In a large bowl whisk together the Worcestershire sauce, soy sauce, molasses, brown sugar, pepper, pepper flakes, and garlic. Add the stout- careful, it will foam a bit. There is really no need to add salt; the soy and Worcestershire are plenty salty.

Pour the marinade over the tips and gently stir to coat evenly, if you don’t use all the marinade it will keep for 2 weeks, refrigerated in an airtight container. Refrigerate the meat for 8 hours or overnight. (Will keep, refrigerated for 4 or 5 days) and then cook as desired.

Greek Lamb Burgers (6 servings) – (Cooking Light)

  • 1/2 cup (2 ounces) crumbled reduced-fat feta cheese
  • 1 tablespoon chopped fresh rosemary
  • 2 teaspoons grated lemon rind
  • 2 teaspoons chopped fresh oregano
  • 1/2 teaspoon salt
  • 3 garlic cloves, minced
  • 3/4 pound lean ground lamb
  • 3/4 pound ground turkey breast
  • Optional: add cooked & well squeezed & chopped spinach to mixture.

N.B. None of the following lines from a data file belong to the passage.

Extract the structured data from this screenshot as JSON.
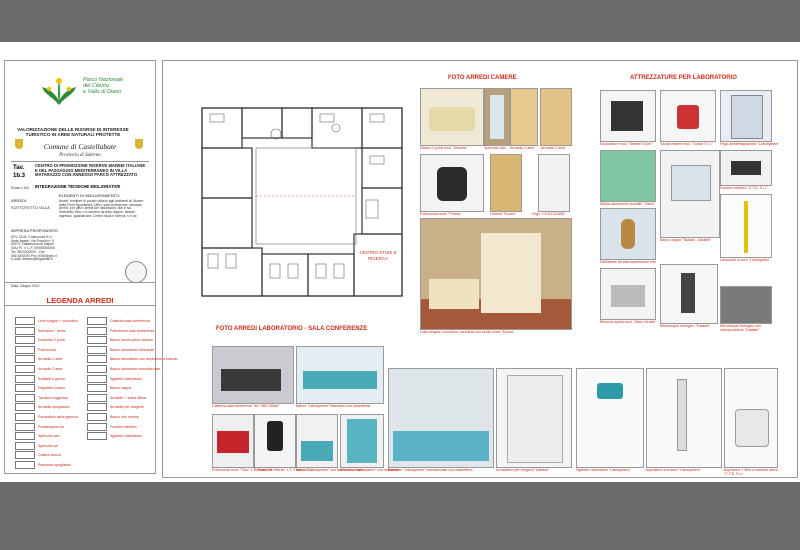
{
  "title_block": {
    "park_name": [
      "Parco Nazionale",
      "del Cilento",
      "e Vallo di Diano"
    ],
    "project_title": "VALORIZZAZIONE DELLE RISORSE DI INTERESSE TURISTICO IN AREE NATURALI PROTETTE",
    "comune": "Comune di Castellabate",
    "provincia": "Provincia di Salerno",
    "tav_label": "Tav.",
    "tav_number": "1b.3",
    "centro": "CENTRO DI PROMOZIONE RISERVE MARINE ITALIANE E DEL PASSAGGIO MEDITERRANEO IN VILLA MATARAZZO CON ANNESSO PARCO ATTREZZATO",
    "scale": "Scala 1:100",
    "integrazione": "INTEGRAZIONE TECNICHE MIGLIORATIVE",
    "arredi": "ARREDI:",
    "piano": "SOTTOTETTO VILLA",
    "elementi_title": "ELEMENTI DI MIGLIORAMENTO:",
    "elementi_text": "Arredi: forniture di pronto utilizzo agli ambienti di: Museo della Flora Spontanea, Uffici, sala conferenze, sbarque; Arredi: per uffici; arredi per laboratorio; Bar e sa.; Sottotetto Villa: n.4 camere da letto doppie, sedute, ingresso, guardaroba; Centro studi e ricerca; n.9 wc",
    "impresa_label": "IMPRESA PROPONENTE:",
    "impresa_text": "DEL.TA.M. Costruzioni S.r.l. Sede legale: Via Puccini n. 9 84073 Casalbuono di Napoli (SA) P.I. e C.F. 00000000000 Tel. 0810000000 - Fax 0810000000 Pec 0000@pec.it e-mail: delcem@legalmail.it",
    "data": "Data: Giugno 2010"
  },
  "legend": {
    "title": "LEGENDA ARREDI",
    "left": [
      "Letto singolo + comodino",
      "Scrivania + sedia",
      "Divanetto 2 posti",
      "Poltroncina",
      "Armadio 2 ante",
      "Armadio 3 ante",
      "Scaffale a giorno",
      "Frigorifero basso",
      "Tavolino soggiorno",
      "Armadio spogliatoio",
      "Portarotolo carta igienica",
      "Portascopino wc",
      "Specchio alto",
      "Specchio wc",
      "Cabina doccia",
      "Panchina spogliatoio"
    ],
    "right": [
      "Cattedra sala conferenze",
      "Poltroncine sala conferenze",
      "Banco tavolo piano acciaio",
      "Banco laboratorio bifacciale",
      "Banco laboratorio con aspiratore a braccio",
      "Banco laboratorio monofacciale",
      "Sgabello laboratorio",
      "Banco cappa",
      "Armadio + sedia ufficio",
      "Armadio per reagenti",
      "Banco con vetrina",
      "Fornello elettrico",
      "Sgabello laboratorio"
    ]
  },
  "floorplan": {
    "room_label_1": "CENTRO STUDI E",
    "room_label_2": "RICERCA"
  },
  "section_camere": {
    "title": "FOTO ARREDI CAMERE",
    "captions": [
      "Divano 2 posti mod. \"Moneta\"",
      "Specchio alto",
      "Armadio 3 ante",
      "Armadio 2 ante",
      "Poltroncina mod. \"Florida\"",
      "Libreria \"Epoca\"",
      "Frigo \"LS-DC101BA\"",
      "Letto singolo, comodino, scrivania con sedia Linea \"Epoca\""
    ]
  },
  "section_lab": {
    "title": "ATTREZZATURE PER LABORATORIO",
    "captions": [
      "Essiccatore mod. \"Stream Dryer\"",
      "Tavola esame mod. \"Dobar S.r.l.\"",
      "Frigo antideflagrazione \"Labosystem\"",
      "Mulino laboratorio portatile \"Sibiol\"",
      "Banco cappa \"Taaliati - Dataleb\"",
      "Fornello elettrico \"C.T.B. S.r.l.\"",
      "Distillatore ad alta separazione e/fs",
      "Lavaocchi a torre \"Labosystem\"",
      "Bilancia rapida mod. \"Micro Grade\"",
      "Microscopio biologico \"Dataleb\"",
      "Microscopio biologico con videoproiettore \"Dataleb\""
    ]
  },
  "section_conf": {
    "title": "FOTO ARREDI LABORATORIO - SALA CONFERENZE",
    "captions": [
      "Cattedra sala conferenze \"art. 988 i Mitari\"",
      "Banco \"Labosystem\" bifacciale con cassettiera",
      "Poltroncine mod. \"Sirio\" L.T. Form 2 S.r.l.",
      "Poltrona dir. \"Miran\" L.T. Form 2 S.r.l.",
      "Banco \"Labosystem\" con lavello in acciaio",
      "Armadio \"Labosystem\" con vetrinette",
      "Bancone \"Labosystem\" monofacciale con cassettiera",
      "Armadietto per reagenti \"Dataleb\"",
      "Sgabello laboratorio \"Labosystem\"",
      "Aspiratore a braccio \"Labosystem\"",
      "Aspiratore + filtro a carbone attivo \"C.T.B. S.r.l.\""
    ]
  },
  "colors": {
    "background": "#6b6b6b",
    "accent_red": "#cc2a18",
    "park_green": "#2e8b3a"
  }
}
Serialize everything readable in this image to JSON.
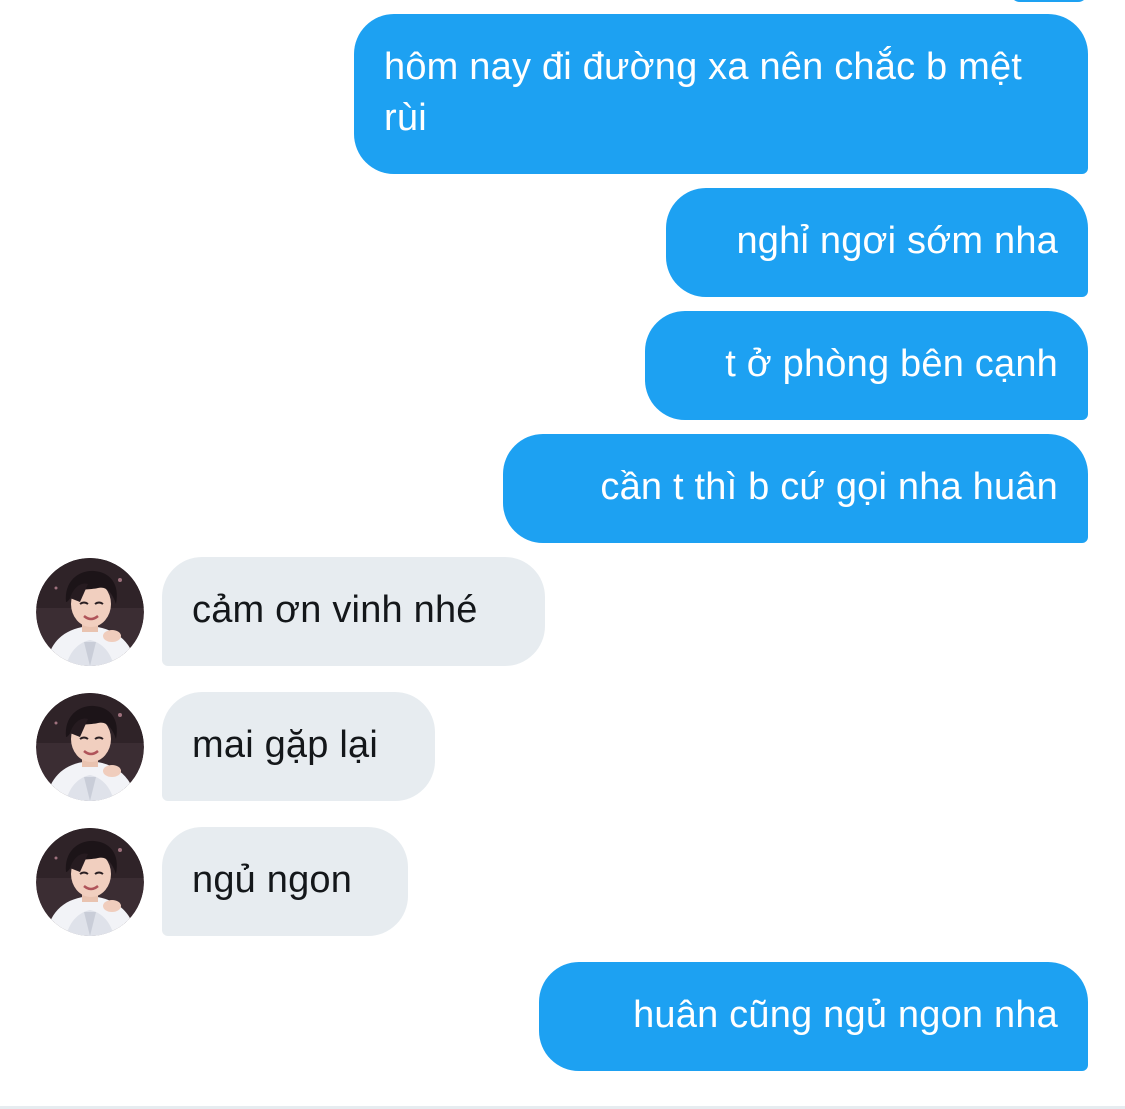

Form into patties and grill.  Serve open faced on pitas and drizzle with feta/yogurt sauce.

Sauce:  Greek yogurt, feta, squeeze lemon juice, green onion, oregano, garlic salt.

3 (6-inch) whole wheat pitas, cut in half

Amount per serving – burgers only  (Cooking Light)

Calories: 275

Calories from fat: 34%

Fat: 10.3g

Saturated fat: 4.4g

Monounsaturated fat: 3.6g

Polyunsaturated fat: 0.8g

Protein: 25.9g

Carbohydrate: 19.1g

Fiber: 0.8g

Cholesterol: 62mg

Iron: 1.9mg

Sodium: 576mg

Calcium: 78mg

Shepherdess’s Pie

mashed sweet potatoes over browned ground turkey, onion, carrot, spinach, & seasoning.  May want to tweak this with cinnamon and curry, adobo seasoning, evaporated milk, 2 wedges of laughing cow veggie cheese, Worcestershire sauce, 1/2 cup wine, dash celery seed, salt.  Bake in 13×9 pan, cool, cut into pieces & freeze.  Nuke on high 3.5 min or so.


There are many possible options available when prepping food ahead of time. Definitely explore and experiment. You may come up with your own creations to share with me.